Breakfast the following morning was a very large buffet with good coffee and omelets-to-order. Grandpa Roy always eats breakfast when he travels! Afterwards, the group, led by the wonder Misha, the Great Green Group program director, had a tour of Kiev and a visit to the famous St. Sofia Cathedral.
That afternoon they visited the Chernobyl Museum, which had a profound impact on your Grandfather for some reason. Chernobyl was the location of an explosion at a Soviet nuclear power plant and was one of the events that led directly to the downfall and break up of the Soviet Union and the separation of Ukraine from Russia after hundreds of years of being a single country.
After a tour of the museum, there was a speaker. The man went to work at the power plant after the explosion, not knowing it had happened. Right in the middle of things after he arrived there, he worked to shut down the rest of the plant. He lost several friends because of the explosion and the cancer it caused in many people afterwards. For some reason, he has never contracted cancer. For a while he was examined twice a year by doctors. Now it is only once a year.
Many villages had to be abandoned after the Chernobyl explosion. They still are abandoned today because of the radiation.

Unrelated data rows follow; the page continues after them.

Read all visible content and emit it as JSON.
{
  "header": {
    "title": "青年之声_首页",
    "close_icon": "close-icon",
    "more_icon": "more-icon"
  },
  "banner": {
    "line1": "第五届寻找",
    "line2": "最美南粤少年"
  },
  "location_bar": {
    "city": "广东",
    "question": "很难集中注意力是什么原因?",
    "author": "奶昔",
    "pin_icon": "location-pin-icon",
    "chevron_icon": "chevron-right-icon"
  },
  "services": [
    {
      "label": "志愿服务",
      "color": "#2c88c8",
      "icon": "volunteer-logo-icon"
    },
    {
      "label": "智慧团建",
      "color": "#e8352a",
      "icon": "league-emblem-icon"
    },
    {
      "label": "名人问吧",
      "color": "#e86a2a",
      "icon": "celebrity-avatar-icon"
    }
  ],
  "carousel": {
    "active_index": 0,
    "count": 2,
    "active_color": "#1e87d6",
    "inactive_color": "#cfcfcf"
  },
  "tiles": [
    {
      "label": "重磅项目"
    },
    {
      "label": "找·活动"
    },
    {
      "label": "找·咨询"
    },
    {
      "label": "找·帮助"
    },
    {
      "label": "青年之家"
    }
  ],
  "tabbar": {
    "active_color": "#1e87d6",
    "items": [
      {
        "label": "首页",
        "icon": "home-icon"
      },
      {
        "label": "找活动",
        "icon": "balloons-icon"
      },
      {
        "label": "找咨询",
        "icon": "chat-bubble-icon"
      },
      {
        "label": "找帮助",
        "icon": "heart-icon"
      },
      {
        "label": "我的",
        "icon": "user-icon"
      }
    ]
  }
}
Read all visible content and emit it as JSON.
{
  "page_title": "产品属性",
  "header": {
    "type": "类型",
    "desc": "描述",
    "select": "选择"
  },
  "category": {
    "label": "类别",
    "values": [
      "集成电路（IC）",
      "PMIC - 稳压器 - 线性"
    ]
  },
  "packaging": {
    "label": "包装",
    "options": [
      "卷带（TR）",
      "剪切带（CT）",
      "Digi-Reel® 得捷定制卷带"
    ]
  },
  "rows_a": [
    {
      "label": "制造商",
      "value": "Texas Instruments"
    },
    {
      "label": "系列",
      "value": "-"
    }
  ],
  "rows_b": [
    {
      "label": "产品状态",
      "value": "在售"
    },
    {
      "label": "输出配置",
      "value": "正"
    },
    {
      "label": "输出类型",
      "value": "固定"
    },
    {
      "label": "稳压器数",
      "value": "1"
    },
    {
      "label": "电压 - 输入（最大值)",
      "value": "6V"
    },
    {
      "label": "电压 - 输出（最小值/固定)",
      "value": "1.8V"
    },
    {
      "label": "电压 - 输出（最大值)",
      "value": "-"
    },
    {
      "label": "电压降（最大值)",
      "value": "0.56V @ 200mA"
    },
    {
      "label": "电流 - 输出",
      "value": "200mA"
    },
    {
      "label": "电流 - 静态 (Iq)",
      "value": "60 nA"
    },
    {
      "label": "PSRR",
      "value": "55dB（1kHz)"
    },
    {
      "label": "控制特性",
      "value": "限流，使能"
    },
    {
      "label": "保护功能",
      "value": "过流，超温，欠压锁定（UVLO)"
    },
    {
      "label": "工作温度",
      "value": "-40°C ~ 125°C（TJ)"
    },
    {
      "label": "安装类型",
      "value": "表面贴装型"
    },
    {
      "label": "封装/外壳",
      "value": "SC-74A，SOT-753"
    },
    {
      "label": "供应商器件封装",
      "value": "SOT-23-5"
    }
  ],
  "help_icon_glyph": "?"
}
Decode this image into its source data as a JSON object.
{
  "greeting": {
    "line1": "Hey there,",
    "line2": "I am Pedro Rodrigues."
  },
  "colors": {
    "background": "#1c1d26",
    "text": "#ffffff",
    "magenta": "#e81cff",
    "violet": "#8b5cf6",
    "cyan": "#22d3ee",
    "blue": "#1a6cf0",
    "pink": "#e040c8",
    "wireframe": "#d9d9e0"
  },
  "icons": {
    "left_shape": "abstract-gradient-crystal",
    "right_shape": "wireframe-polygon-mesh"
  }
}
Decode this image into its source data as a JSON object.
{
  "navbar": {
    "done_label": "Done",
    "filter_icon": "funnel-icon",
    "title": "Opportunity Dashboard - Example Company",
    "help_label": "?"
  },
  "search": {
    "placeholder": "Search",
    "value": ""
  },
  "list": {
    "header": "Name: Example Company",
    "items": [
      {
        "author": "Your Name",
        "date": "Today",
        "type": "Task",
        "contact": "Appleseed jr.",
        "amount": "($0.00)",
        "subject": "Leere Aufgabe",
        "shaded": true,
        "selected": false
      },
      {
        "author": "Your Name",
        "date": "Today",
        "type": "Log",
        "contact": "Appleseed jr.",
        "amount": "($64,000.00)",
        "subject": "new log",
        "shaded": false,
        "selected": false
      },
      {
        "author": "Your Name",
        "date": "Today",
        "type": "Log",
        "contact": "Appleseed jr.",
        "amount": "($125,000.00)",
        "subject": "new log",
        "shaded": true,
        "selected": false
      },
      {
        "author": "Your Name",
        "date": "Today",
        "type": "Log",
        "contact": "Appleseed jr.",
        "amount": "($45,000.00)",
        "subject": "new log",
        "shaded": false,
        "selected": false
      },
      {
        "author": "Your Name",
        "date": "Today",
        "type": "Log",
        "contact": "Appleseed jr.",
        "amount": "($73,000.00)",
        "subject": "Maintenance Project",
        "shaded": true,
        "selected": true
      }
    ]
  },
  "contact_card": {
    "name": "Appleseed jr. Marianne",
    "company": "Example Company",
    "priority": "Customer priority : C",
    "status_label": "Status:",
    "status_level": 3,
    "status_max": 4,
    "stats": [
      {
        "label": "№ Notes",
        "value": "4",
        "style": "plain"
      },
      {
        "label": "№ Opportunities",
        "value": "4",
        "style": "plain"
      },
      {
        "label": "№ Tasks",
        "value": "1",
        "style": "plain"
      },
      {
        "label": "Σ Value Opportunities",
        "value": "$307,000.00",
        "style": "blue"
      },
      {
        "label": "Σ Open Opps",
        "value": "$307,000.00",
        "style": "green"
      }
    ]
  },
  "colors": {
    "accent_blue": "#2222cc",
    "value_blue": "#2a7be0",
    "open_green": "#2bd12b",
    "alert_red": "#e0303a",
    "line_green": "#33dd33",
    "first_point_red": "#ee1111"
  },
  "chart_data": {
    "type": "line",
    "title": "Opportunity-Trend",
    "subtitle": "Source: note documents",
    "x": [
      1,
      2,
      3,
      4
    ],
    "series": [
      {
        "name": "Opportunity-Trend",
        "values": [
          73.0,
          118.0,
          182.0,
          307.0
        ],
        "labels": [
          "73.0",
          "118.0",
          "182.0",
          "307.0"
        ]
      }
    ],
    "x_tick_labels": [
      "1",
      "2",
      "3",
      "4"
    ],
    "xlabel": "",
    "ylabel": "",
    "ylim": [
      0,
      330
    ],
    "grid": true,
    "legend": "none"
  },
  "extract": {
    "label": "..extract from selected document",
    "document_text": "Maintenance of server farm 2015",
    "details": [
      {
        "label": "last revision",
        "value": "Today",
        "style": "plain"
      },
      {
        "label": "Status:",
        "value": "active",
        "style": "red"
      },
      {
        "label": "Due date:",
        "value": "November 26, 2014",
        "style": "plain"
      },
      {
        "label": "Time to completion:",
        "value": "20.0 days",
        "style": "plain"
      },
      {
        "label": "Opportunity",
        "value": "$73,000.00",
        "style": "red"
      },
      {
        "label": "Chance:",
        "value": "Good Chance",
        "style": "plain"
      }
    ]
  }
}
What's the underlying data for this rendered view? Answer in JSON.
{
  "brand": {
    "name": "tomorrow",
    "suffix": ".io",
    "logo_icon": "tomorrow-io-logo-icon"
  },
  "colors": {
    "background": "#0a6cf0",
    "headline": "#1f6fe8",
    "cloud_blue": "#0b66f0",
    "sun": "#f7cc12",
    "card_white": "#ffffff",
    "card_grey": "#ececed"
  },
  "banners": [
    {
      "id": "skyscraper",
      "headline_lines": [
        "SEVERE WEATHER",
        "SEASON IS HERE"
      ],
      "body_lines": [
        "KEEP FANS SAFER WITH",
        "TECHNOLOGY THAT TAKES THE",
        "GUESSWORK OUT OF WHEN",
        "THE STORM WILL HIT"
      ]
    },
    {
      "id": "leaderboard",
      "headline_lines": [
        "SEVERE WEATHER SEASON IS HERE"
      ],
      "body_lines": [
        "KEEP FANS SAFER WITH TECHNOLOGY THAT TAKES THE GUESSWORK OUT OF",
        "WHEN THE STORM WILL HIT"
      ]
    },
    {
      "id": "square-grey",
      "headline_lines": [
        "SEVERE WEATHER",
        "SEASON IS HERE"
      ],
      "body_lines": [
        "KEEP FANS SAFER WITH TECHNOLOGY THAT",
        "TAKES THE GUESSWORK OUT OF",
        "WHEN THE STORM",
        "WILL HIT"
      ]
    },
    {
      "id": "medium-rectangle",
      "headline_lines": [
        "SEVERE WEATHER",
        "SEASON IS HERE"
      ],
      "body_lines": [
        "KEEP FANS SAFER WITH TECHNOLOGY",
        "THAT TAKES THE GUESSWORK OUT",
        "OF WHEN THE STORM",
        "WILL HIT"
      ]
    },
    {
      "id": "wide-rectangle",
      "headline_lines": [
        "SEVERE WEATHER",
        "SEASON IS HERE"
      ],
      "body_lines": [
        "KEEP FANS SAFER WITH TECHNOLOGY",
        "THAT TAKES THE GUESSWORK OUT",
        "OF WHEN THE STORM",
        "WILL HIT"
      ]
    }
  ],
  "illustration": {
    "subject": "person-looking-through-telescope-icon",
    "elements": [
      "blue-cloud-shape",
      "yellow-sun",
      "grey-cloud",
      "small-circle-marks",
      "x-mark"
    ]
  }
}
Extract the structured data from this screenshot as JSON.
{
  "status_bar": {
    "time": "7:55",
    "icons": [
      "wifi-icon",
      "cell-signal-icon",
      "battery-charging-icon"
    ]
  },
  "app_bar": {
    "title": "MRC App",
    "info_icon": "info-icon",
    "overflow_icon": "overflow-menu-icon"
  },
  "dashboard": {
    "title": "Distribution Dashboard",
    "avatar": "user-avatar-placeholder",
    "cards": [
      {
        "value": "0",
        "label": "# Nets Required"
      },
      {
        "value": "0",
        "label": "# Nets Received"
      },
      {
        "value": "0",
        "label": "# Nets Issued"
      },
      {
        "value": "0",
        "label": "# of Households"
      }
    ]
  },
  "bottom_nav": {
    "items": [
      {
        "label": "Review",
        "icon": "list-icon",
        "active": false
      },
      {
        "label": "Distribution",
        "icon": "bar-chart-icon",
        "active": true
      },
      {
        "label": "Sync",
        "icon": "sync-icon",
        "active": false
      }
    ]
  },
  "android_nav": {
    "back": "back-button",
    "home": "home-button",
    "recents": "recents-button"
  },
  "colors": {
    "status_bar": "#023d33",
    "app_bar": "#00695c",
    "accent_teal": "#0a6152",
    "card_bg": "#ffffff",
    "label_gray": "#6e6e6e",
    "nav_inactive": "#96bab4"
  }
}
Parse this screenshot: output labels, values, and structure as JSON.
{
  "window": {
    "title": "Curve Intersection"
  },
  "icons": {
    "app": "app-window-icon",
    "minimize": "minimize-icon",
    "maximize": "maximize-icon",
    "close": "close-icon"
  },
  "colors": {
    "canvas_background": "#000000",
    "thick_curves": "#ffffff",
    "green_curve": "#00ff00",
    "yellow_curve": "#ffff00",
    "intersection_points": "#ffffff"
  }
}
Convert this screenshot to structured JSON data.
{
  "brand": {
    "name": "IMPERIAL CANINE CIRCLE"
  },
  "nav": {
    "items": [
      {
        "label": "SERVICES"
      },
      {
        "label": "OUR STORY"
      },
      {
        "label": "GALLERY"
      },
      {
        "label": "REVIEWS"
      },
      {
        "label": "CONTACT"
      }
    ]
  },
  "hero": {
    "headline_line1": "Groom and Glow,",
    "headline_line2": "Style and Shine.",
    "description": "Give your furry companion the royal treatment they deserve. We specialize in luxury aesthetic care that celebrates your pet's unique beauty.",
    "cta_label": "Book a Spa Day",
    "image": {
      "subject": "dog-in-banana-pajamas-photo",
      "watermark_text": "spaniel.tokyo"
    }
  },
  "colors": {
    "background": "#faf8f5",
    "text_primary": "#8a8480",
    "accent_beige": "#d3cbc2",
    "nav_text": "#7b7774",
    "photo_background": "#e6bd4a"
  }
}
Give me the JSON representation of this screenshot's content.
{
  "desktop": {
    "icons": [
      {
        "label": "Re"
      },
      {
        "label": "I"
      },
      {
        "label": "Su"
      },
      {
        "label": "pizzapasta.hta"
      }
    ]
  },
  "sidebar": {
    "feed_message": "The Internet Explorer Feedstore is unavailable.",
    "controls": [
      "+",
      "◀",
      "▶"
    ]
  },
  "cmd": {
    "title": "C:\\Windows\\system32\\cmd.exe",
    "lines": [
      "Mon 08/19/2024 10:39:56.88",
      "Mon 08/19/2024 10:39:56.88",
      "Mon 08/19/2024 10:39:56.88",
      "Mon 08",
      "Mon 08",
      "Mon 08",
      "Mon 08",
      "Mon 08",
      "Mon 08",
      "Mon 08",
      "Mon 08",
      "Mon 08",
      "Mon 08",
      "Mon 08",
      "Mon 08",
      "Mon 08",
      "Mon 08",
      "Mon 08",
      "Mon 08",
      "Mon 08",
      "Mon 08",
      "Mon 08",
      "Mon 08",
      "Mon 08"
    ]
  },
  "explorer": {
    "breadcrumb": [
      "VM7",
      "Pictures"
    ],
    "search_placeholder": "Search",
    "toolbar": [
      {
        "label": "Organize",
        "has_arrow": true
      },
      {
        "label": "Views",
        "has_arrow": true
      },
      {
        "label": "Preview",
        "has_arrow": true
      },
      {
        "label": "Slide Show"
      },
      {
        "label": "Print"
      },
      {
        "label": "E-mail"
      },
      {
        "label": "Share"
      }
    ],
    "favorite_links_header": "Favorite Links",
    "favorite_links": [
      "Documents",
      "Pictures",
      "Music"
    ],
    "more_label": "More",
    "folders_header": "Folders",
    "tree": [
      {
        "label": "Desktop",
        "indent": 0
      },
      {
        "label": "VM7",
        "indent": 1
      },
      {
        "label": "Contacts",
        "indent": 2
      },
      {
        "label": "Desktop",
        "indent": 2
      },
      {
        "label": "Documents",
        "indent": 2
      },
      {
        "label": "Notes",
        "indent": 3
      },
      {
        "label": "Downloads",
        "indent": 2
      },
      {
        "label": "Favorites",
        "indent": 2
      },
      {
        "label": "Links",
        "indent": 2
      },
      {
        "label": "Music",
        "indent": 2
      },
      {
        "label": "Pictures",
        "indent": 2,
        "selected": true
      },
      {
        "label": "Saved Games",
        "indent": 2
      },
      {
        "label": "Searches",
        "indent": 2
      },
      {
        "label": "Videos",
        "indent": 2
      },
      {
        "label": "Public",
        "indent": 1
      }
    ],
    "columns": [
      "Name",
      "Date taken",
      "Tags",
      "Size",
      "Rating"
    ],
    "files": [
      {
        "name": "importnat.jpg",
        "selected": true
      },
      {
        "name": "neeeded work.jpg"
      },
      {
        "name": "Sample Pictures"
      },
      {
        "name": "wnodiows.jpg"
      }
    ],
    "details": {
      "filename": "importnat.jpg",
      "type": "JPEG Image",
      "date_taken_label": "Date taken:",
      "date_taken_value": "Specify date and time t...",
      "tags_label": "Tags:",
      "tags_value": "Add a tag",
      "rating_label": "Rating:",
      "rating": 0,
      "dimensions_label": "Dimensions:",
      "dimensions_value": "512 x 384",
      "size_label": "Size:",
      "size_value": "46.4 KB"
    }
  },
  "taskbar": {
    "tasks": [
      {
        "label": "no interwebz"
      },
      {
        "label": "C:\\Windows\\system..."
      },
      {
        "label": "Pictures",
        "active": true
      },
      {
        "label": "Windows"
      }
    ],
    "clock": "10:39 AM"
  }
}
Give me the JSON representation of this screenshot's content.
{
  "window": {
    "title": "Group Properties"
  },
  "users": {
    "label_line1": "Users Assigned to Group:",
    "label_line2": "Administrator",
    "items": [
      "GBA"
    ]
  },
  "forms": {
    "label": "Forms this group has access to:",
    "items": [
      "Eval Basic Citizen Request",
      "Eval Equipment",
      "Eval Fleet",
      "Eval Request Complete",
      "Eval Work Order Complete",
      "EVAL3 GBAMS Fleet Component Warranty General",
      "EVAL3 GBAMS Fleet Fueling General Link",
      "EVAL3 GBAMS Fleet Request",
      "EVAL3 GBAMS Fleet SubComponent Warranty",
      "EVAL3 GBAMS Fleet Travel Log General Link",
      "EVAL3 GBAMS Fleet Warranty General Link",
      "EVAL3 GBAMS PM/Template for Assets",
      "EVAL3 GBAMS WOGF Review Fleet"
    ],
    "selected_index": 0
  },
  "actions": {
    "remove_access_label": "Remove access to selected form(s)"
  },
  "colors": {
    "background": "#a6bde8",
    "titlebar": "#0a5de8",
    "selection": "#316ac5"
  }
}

Not too much further away is a memorial park to the thousands of Ukrainians who died in the concentration camp that was constructed by the Nazis near Babi Yar. The memorial says it was 100,000 people, but historians believe it probably was 200,000.
Following the Chernobyl Museum , they visited Babi Yar, a place where 30,771 Jews were murdered in one 24-hour period by the Nazis during the War. Their bodies were buried in a huge natural ravine. The number murdered is known because it was in the surviving archives that the Nazis had maintained.
On reaching Kiev that evening, your grandparents were given a room at the Radisson Blu hotel that had a very prominent hum. The room otherwise was quite nice, but the noise really bothered Grandma. Upon inquiring at the front desk, Grandpa was told they would be moved. He was shown a very nice room that was quite quiet and that made Grandma Bert very happy.
Dinner at a Ukrainian restaurant raised everyone's spirits and the following day the group visited the Cave Monastery. Grandma decided the tight quarters of the cave were not for her and turned around and fought her way out. Grandpa continued, but was disappointed by what they saw. He had expected something totally different than the short, tight walk through what was little more than a crypt for several old monks. The tour of the grounds before entering the caves was much better, he thought.
On Monday, October 22, your grandparents visited an open-air museum that revealed how Ukrainian Cossacks lived. After the tour, they visited a fantastic restaurant outside of Kiev for lunch.
After a light lunch of borsch and salad, the tour visited the Hermitage, also known as the Winter Palace. Today the Hermitage is a world renowned museum.
That afternoon your grandparents listened to three elderly veterans of the Great Patriotic War (World War II to us) talk about their experiences. Your grandfather was pleased to be able to understand every word the woman veteran said and perhaps 80 percent of what one of the men said. The third man, a retired colonel in the Red Army, sounded as if he had bad false teeth and was very difficult to understand. Sadly for those present, the person interpreting often embellished what the veterans would say. Grandpa believes it may have been because she had heard the stories so often in the past and sometimes more was said then.